▶ _Items from an interface collection_
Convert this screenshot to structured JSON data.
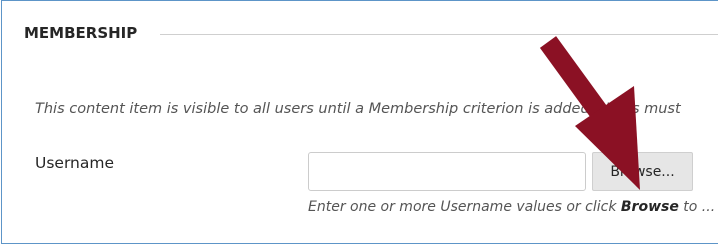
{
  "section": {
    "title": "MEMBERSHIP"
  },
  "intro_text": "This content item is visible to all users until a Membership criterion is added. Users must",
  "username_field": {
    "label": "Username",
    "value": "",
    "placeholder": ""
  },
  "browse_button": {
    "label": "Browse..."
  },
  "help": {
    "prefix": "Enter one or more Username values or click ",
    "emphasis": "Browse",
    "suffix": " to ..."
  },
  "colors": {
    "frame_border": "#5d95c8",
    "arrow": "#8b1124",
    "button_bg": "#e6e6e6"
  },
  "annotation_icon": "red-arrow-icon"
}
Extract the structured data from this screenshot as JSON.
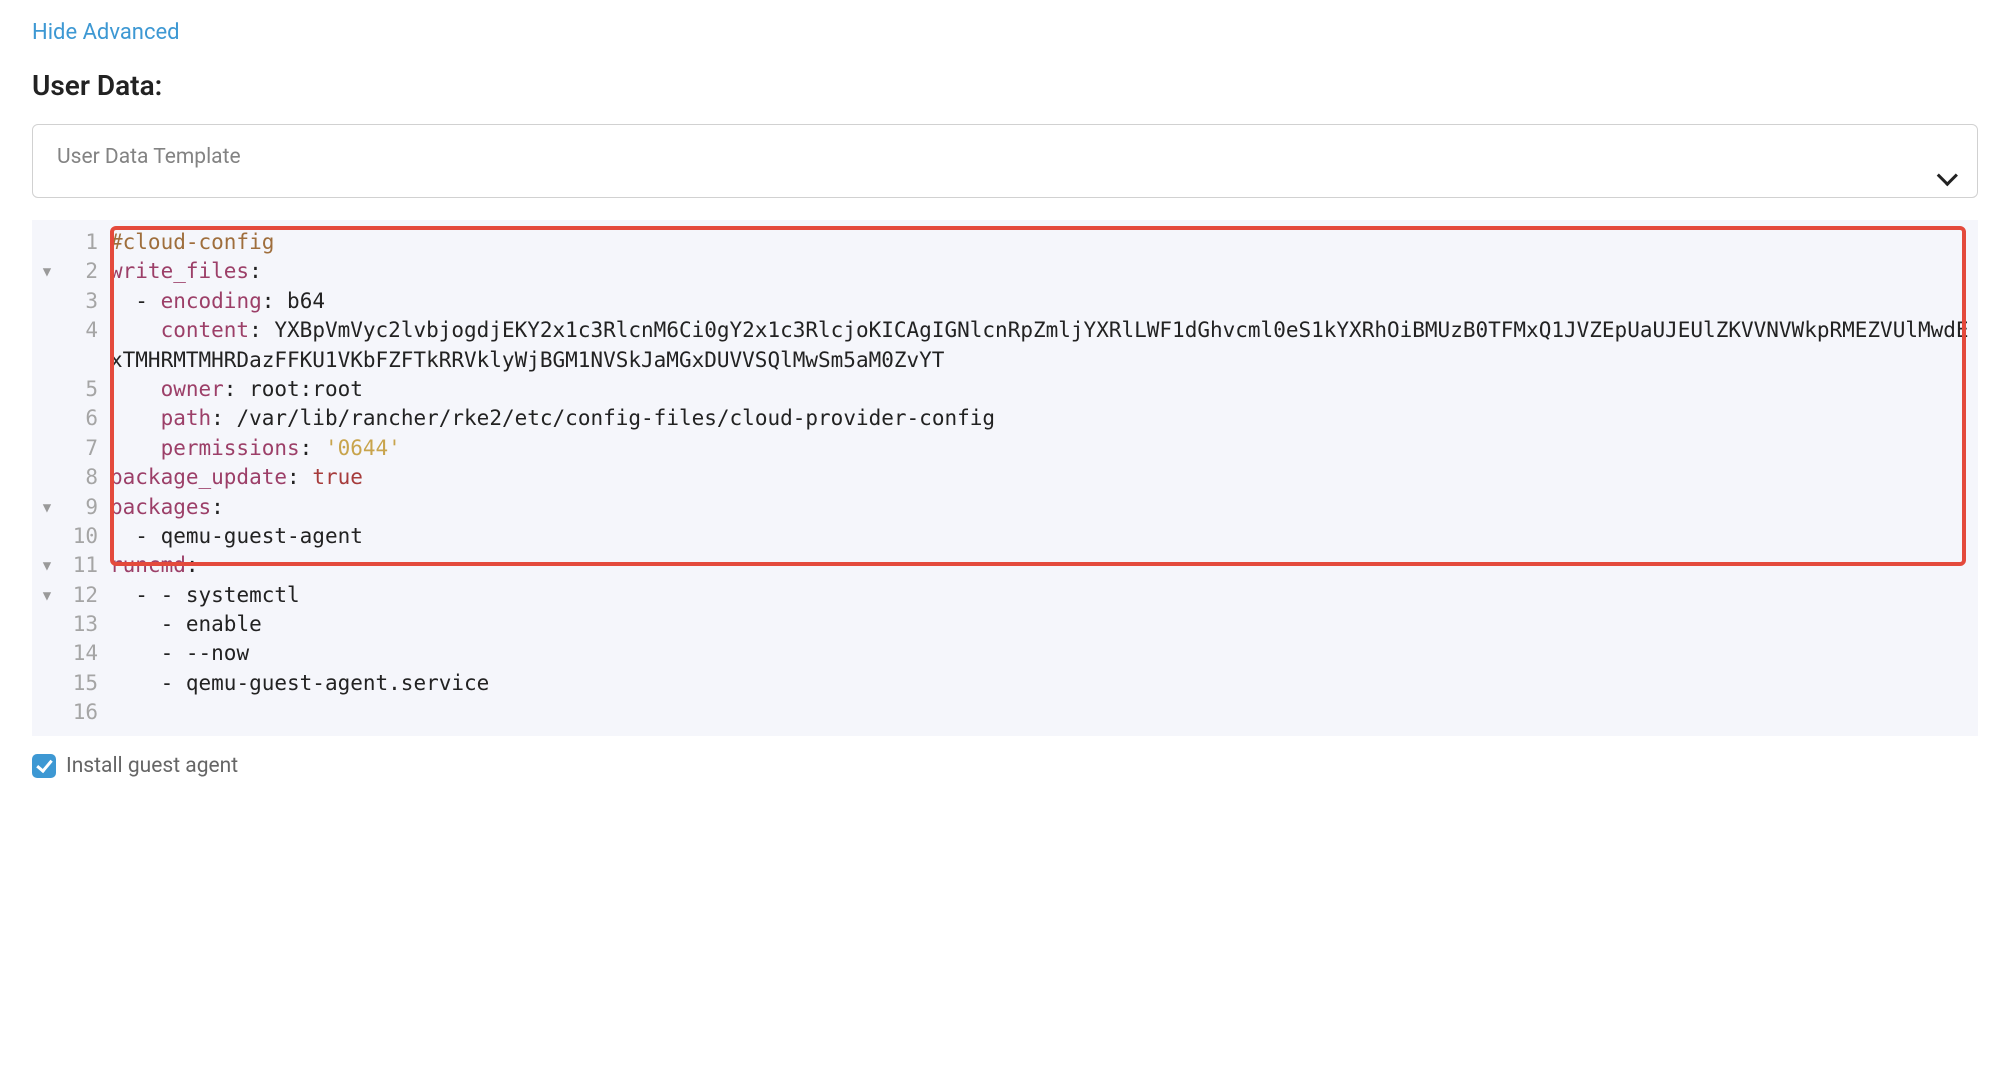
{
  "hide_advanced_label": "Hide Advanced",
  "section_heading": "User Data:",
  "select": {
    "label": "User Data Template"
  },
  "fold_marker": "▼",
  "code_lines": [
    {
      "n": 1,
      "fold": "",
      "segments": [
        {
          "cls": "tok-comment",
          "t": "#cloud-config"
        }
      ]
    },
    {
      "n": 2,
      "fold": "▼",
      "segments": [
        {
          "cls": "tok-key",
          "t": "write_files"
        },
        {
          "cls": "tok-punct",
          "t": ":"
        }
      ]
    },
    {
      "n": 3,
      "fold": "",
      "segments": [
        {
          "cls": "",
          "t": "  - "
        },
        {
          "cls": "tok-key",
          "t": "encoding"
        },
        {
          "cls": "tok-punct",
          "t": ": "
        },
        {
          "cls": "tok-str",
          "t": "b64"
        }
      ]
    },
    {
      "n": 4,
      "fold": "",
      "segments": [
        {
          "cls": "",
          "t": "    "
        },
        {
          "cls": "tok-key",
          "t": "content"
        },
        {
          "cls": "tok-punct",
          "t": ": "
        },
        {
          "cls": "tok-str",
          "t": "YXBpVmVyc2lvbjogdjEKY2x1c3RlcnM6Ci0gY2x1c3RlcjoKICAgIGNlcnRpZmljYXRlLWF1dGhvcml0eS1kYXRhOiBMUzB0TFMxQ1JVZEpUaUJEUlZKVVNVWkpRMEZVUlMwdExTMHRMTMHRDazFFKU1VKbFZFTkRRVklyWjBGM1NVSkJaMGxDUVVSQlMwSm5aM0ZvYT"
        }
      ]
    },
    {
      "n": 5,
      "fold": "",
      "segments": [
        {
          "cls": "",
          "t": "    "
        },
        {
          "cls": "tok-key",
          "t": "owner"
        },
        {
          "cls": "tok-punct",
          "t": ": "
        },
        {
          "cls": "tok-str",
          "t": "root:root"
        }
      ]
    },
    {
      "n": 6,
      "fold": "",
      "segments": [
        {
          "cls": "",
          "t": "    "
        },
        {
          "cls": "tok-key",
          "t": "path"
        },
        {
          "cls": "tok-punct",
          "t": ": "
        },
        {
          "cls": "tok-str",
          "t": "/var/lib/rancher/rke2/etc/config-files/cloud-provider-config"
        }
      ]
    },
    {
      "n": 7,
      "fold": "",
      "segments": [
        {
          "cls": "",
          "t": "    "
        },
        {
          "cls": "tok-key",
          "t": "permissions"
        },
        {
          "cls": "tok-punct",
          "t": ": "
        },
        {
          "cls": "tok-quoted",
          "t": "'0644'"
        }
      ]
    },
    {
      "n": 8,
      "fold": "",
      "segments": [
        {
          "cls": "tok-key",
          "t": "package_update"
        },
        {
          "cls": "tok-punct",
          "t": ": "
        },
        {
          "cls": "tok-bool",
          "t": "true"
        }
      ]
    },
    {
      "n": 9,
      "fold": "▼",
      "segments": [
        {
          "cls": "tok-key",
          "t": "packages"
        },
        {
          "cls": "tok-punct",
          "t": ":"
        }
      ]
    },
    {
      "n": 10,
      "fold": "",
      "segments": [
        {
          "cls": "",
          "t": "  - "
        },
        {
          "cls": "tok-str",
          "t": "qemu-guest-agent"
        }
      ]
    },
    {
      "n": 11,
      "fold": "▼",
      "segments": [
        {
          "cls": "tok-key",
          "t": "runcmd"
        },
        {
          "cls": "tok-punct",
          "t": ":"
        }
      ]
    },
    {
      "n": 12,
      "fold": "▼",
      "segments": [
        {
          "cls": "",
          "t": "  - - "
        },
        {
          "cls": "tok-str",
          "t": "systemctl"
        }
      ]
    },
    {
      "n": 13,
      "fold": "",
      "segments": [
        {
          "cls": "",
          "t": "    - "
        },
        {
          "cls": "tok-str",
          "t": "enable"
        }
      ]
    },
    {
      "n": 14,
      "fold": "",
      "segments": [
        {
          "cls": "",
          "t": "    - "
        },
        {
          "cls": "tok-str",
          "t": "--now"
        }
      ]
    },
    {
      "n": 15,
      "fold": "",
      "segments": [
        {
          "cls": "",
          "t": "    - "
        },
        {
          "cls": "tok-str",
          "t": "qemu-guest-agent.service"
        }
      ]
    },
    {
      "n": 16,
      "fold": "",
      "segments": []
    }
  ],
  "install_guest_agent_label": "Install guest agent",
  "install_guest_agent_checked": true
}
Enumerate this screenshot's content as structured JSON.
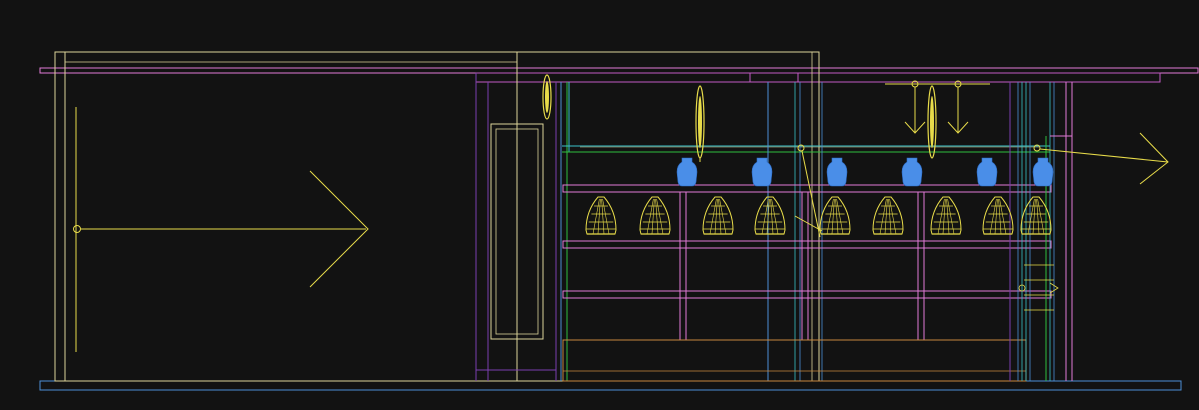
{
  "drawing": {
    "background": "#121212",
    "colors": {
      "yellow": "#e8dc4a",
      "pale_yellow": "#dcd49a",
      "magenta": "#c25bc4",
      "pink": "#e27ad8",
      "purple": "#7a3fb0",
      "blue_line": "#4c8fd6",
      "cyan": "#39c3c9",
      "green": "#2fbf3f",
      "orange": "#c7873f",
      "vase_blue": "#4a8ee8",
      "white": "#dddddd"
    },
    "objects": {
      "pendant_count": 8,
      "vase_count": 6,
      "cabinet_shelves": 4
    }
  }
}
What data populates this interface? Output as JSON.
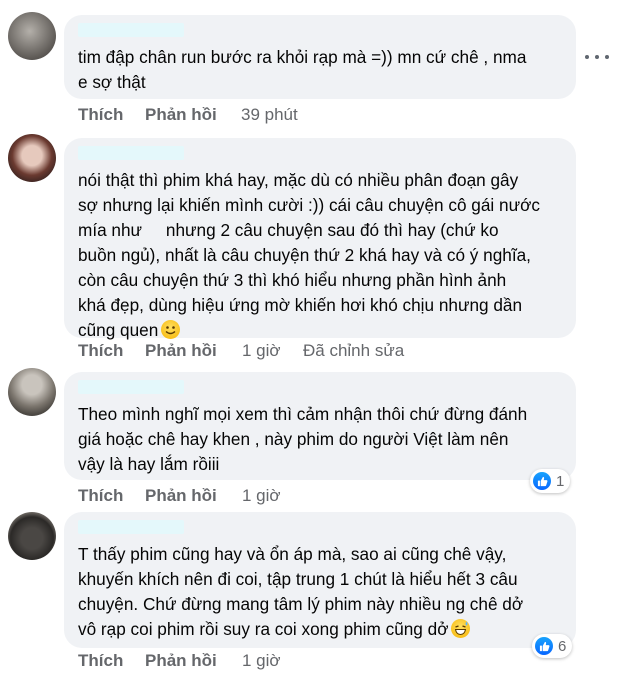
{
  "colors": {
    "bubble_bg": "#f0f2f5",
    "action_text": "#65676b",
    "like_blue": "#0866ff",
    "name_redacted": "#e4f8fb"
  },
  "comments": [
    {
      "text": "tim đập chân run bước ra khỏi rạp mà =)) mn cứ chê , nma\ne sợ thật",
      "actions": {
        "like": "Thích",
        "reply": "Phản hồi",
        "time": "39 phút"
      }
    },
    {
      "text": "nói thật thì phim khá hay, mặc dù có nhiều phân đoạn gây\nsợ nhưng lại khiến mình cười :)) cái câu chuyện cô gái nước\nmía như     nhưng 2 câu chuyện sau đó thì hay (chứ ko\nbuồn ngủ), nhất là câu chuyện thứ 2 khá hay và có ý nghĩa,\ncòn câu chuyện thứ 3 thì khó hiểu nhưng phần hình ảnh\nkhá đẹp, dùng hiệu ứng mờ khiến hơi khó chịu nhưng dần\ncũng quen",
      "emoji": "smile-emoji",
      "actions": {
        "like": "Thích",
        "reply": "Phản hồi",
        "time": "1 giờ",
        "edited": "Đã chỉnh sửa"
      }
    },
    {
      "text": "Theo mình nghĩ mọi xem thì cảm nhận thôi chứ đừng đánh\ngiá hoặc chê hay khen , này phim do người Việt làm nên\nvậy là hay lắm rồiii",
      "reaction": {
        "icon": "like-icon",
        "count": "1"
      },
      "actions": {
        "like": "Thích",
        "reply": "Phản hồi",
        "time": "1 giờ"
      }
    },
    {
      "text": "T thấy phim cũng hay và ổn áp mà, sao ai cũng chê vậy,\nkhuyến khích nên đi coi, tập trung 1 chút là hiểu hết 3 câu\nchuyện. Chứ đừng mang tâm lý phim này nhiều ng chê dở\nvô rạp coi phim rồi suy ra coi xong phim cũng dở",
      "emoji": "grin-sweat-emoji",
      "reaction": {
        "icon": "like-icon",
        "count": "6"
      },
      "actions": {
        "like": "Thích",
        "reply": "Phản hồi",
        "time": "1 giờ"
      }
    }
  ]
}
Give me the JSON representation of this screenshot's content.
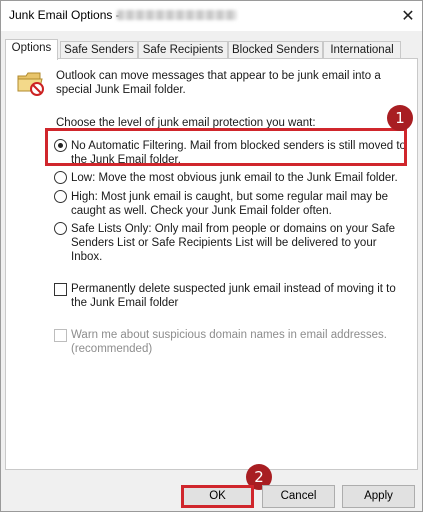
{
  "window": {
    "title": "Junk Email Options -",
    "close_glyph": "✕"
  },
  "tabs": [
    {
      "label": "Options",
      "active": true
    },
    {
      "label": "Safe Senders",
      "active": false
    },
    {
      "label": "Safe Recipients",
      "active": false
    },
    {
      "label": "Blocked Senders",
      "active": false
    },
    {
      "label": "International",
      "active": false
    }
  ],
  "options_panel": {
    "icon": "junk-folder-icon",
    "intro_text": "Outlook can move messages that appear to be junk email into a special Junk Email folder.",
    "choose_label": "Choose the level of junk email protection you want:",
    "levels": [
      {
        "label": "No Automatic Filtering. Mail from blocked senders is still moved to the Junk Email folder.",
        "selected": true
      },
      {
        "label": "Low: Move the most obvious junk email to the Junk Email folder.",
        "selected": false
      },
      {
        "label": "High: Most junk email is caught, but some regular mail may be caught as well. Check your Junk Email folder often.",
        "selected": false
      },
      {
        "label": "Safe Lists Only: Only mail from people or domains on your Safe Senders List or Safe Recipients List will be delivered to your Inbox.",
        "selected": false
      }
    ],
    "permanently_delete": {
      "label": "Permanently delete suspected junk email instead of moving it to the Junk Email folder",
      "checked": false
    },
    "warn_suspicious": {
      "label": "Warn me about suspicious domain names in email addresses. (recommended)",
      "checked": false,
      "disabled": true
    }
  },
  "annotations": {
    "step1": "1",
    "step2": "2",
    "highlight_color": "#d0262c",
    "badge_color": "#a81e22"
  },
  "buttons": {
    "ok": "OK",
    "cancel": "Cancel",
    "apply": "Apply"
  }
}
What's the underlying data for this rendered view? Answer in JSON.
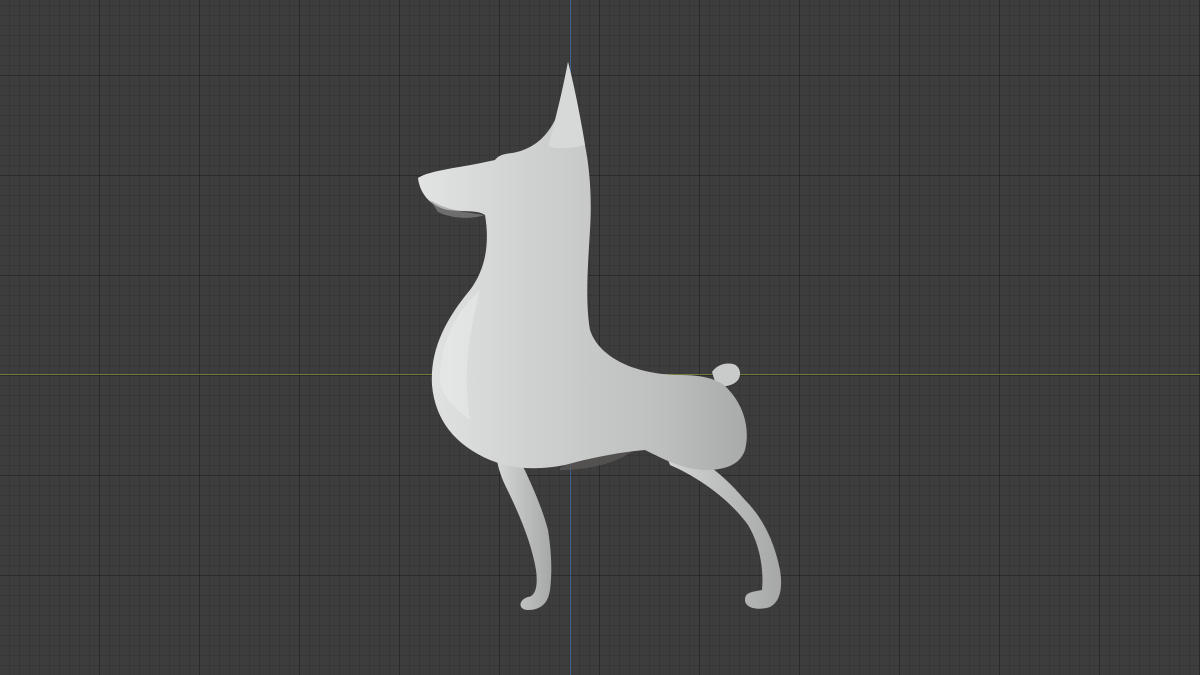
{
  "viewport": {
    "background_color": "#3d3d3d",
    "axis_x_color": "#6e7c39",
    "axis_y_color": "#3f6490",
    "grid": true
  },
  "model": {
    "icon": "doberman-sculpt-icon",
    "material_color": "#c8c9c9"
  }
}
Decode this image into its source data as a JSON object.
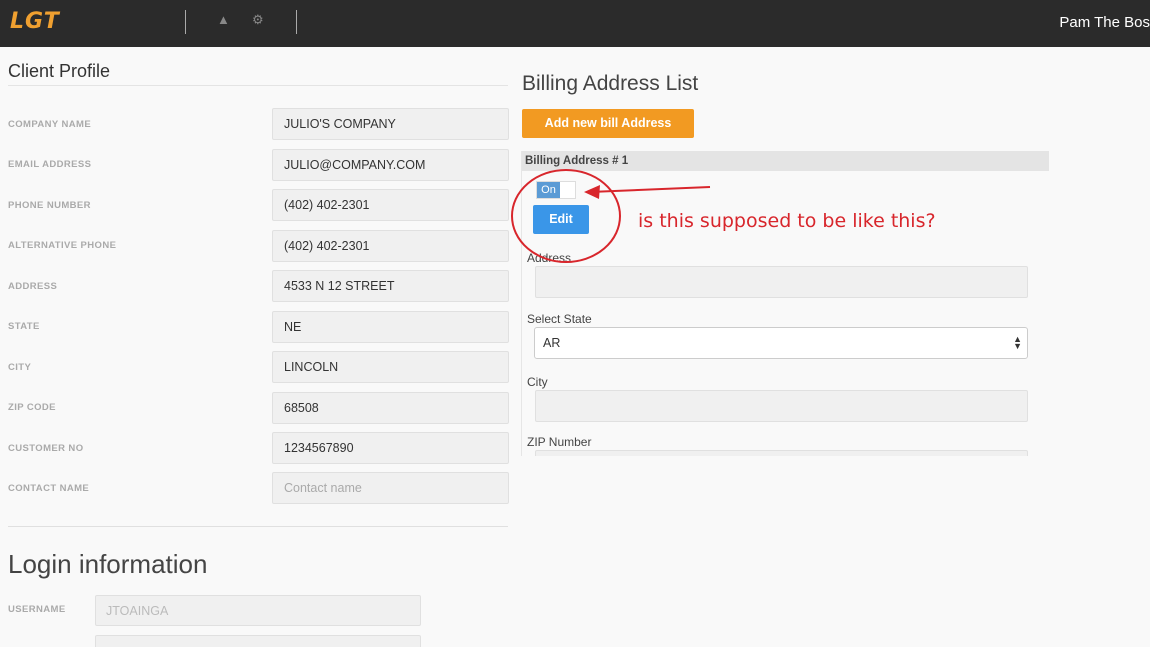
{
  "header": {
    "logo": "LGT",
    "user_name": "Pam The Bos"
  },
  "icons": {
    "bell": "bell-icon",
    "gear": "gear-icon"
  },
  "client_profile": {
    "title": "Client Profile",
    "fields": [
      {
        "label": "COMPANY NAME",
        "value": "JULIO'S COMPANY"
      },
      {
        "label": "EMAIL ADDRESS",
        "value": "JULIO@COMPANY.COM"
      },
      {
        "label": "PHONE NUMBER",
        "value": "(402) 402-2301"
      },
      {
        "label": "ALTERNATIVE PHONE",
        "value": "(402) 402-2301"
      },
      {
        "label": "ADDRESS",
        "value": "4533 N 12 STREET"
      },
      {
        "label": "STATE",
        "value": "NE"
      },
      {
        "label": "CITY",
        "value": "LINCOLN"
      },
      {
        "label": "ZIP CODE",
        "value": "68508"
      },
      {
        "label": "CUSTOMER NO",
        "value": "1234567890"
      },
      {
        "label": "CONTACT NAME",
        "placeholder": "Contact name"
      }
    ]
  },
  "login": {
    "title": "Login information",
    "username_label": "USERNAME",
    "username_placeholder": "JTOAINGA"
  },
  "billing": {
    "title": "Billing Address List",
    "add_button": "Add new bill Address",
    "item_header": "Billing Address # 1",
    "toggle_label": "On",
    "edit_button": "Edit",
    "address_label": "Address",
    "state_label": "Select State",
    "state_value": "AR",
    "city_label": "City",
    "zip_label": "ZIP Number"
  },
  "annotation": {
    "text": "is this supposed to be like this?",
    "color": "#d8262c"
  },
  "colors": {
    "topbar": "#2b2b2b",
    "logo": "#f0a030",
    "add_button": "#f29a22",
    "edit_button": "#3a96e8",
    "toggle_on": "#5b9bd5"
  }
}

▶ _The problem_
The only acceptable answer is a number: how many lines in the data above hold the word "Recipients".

▶ _Your solution_
2